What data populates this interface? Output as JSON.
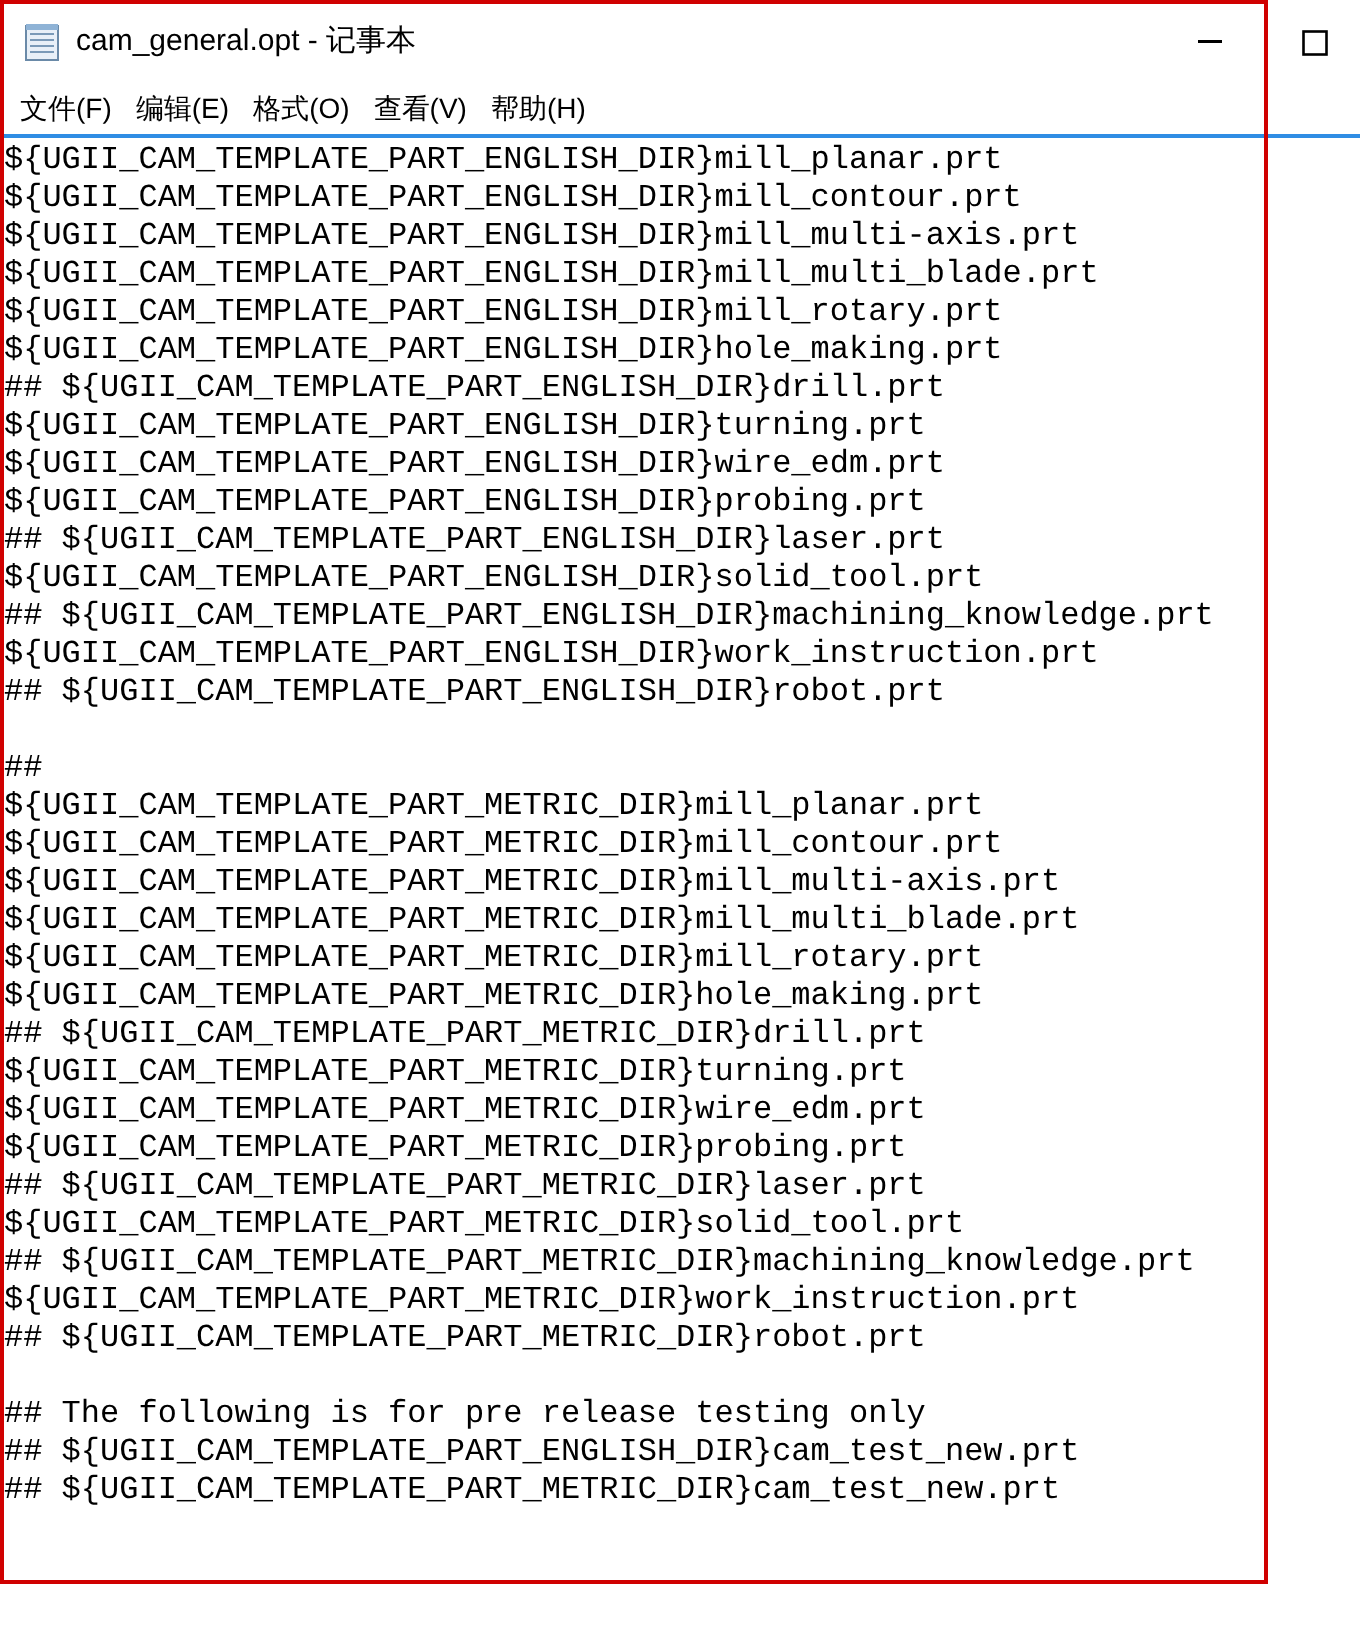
{
  "window": {
    "title": "cam_general.opt - 记事本"
  },
  "menu": [
    "文件(F)",
    "编辑(E)",
    "格式(O)",
    "查看(V)",
    "帮助(H)"
  ],
  "text_blocks": [
    [
      "${UGII_CAM_TEMPLATE_PART_ENGLISH_DIR}mill_planar.prt",
      "${UGII_CAM_TEMPLATE_PART_ENGLISH_DIR}mill_contour.prt",
      "${UGII_CAM_TEMPLATE_PART_ENGLISH_DIR}mill_multi-axis.prt",
      "${UGII_CAM_TEMPLATE_PART_ENGLISH_DIR}mill_multi_blade.prt",
      "${UGII_CAM_TEMPLATE_PART_ENGLISH_DIR}mill_rotary.prt",
      "${UGII_CAM_TEMPLATE_PART_ENGLISH_DIR}hole_making.prt",
      "## ${UGII_CAM_TEMPLATE_PART_ENGLISH_DIR}drill.prt",
      "${UGII_CAM_TEMPLATE_PART_ENGLISH_DIR}turning.prt",
      "${UGII_CAM_TEMPLATE_PART_ENGLISH_DIR}wire_edm.prt",
      "${UGII_CAM_TEMPLATE_PART_ENGLISH_DIR}probing.prt",
      "## ${UGII_CAM_TEMPLATE_PART_ENGLISH_DIR}laser.prt",
      "${UGII_CAM_TEMPLATE_PART_ENGLISH_DIR}solid_tool.prt",
      "## ${UGII_CAM_TEMPLATE_PART_ENGLISH_DIR}machining_knowledge.prt",
      "${UGII_CAM_TEMPLATE_PART_ENGLISH_DIR}work_instruction.prt",
      "## ${UGII_CAM_TEMPLATE_PART_ENGLISH_DIR}robot.prt"
    ],
    [
      "##",
      "${UGII_CAM_TEMPLATE_PART_METRIC_DIR}mill_planar.prt",
      "${UGII_CAM_TEMPLATE_PART_METRIC_DIR}mill_contour.prt",
      "${UGII_CAM_TEMPLATE_PART_METRIC_DIR}mill_multi-axis.prt",
      "${UGII_CAM_TEMPLATE_PART_METRIC_DIR}mill_multi_blade.prt",
      "${UGII_CAM_TEMPLATE_PART_METRIC_DIR}mill_rotary.prt",
      "${UGII_CAM_TEMPLATE_PART_METRIC_DIR}hole_making.prt",
      "## ${UGII_CAM_TEMPLATE_PART_METRIC_DIR}drill.prt",
      "${UGII_CAM_TEMPLATE_PART_METRIC_DIR}turning.prt",
      "${UGII_CAM_TEMPLATE_PART_METRIC_DIR}wire_edm.prt",
      "${UGII_CAM_TEMPLATE_PART_METRIC_DIR}probing.prt",
      "## ${UGII_CAM_TEMPLATE_PART_METRIC_DIR}laser.prt",
      "${UGII_CAM_TEMPLATE_PART_METRIC_DIR}solid_tool.prt",
      "## ${UGII_CAM_TEMPLATE_PART_METRIC_DIR}machining_knowledge.prt",
      "${UGII_CAM_TEMPLATE_PART_METRIC_DIR}work_instruction.prt",
      "## ${UGII_CAM_TEMPLATE_PART_METRIC_DIR}robot.prt"
    ],
    [
      "## The following is for pre release testing only",
      "## ${UGII_CAM_TEMPLATE_PART_ENGLISH_DIR}cam_test_new.prt",
      "## ${UGII_CAM_TEMPLATE_PART_METRIC_DIR}cam_test_new.prt"
    ]
  ]
}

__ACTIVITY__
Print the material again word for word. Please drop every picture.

__TASK RESULT__
What data populates this interface? Output as JSON.
{
  "window": {
    "title": "cam_general.opt - 记事本"
  },
  "menu": [
    "文件(F)",
    "编辑(E)",
    "格式(O)",
    "查看(V)",
    "帮助(H)"
  ],
  "text_blocks": [
    [
      "${UGII_CAM_TEMPLATE_PART_ENGLISH_DIR}mill_planar.prt",
      "${UGII_CAM_TEMPLATE_PART_ENGLISH_DIR}mill_contour.prt",
      "${UGII_CAM_TEMPLATE_PART_ENGLISH_DIR}mill_multi-axis.prt",
      "${UGII_CAM_TEMPLATE_PART_ENGLISH_DIR}mill_multi_blade.prt",
      "${UGII_CAM_TEMPLATE_PART_ENGLISH_DIR}mill_rotary.prt",
      "${UGII_CAM_TEMPLATE_PART_ENGLISH_DIR}hole_making.prt",
      "## ${UGII_CAM_TEMPLATE_PART_ENGLISH_DIR}drill.prt",
      "${UGII_CAM_TEMPLATE_PART_ENGLISH_DIR}turning.prt",
      "${UGII_CAM_TEMPLATE_PART_ENGLISH_DIR}wire_edm.prt",
      "${UGII_CAM_TEMPLATE_PART_ENGLISH_DIR}probing.prt",
      "## ${UGII_CAM_TEMPLATE_PART_ENGLISH_DIR}laser.prt",
      "${UGII_CAM_TEMPLATE_PART_ENGLISH_DIR}solid_tool.prt",
      "## ${UGII_CAM_TEMPLATE_PART_ENGLISH_DIR}machining_knowledge.prt",
      "${UGII_CAM_TEMPLATE_PART_ENGLISH_DIR}work_instruction.prt",
      "## ${UGII_CAM_TEMPLATE_PART_ENGLISH_DIR}robot.prt"
    ],
    [
      "##",
      "${UGII_CAM_TEMPLATE_PART_METRIC_DIR}mill_planar.prt",
      "${UGII_CAM_TEMPLATE_PART_METRIC_DIR}mill_contour.prt",
      "${UGII_CAM_TEMPLATE_PART_METRIC_DIR}mill_multi-axis.prt",
      "${UGII_CAM_TEMPLATE_PART_METRIC_DIR}mill_multi_blade.prt",
      "${UGII_CAM_TEMPLATE_PART_METRIC_DIR}mill_rotary.prt",
      "${UGII_CAM_TEMPLATE_PART_METRIC_DIR}hole_making.prt",
      "## ${UGII_CAM_TEMPLATE_PART_METRIC_DIR}drill.prt",
      "${UGII_CAM_TEMPLATE_PART_METRIC_DIR}turning.prt",
      "${UGII_CAM_TEMPLATE_PART_METRIC_DIR}wire_edm.prt",
      "${UGII_CAM_TEMPLATE_PART_METRIC_DIR}probing.prt",
      "## ${UGII_CAM_TEMPLATE_PART_METRIC_DIR}laser.prt",
      "${UGII_CAM_TEMPLATE_PART_METRIC_DIR}solid_tool.prt",
      "## ${UGII_CAM_TEMPLATE_PART_METRIC_DIR}machining_knowledge.prt",
      "${UGII_CAM_TEMPLATE_PART_METRIC_DIR}work_instruction.prt",
      "## ${UGII_CAM_TEMPLATE_PART_METRIC_DIR}robot.prt"
    ],
    [
      "## The following is for pre release testing only",
      "## ${UGII_CAM_TEMPLATE_PART_ENGLISH_DIR}cam_test_new.prt",
      "## ${UGII_CAM_TEMPLATE_PART_METRIC_DIR}cam_test_new.prt"
    ]
  ]
}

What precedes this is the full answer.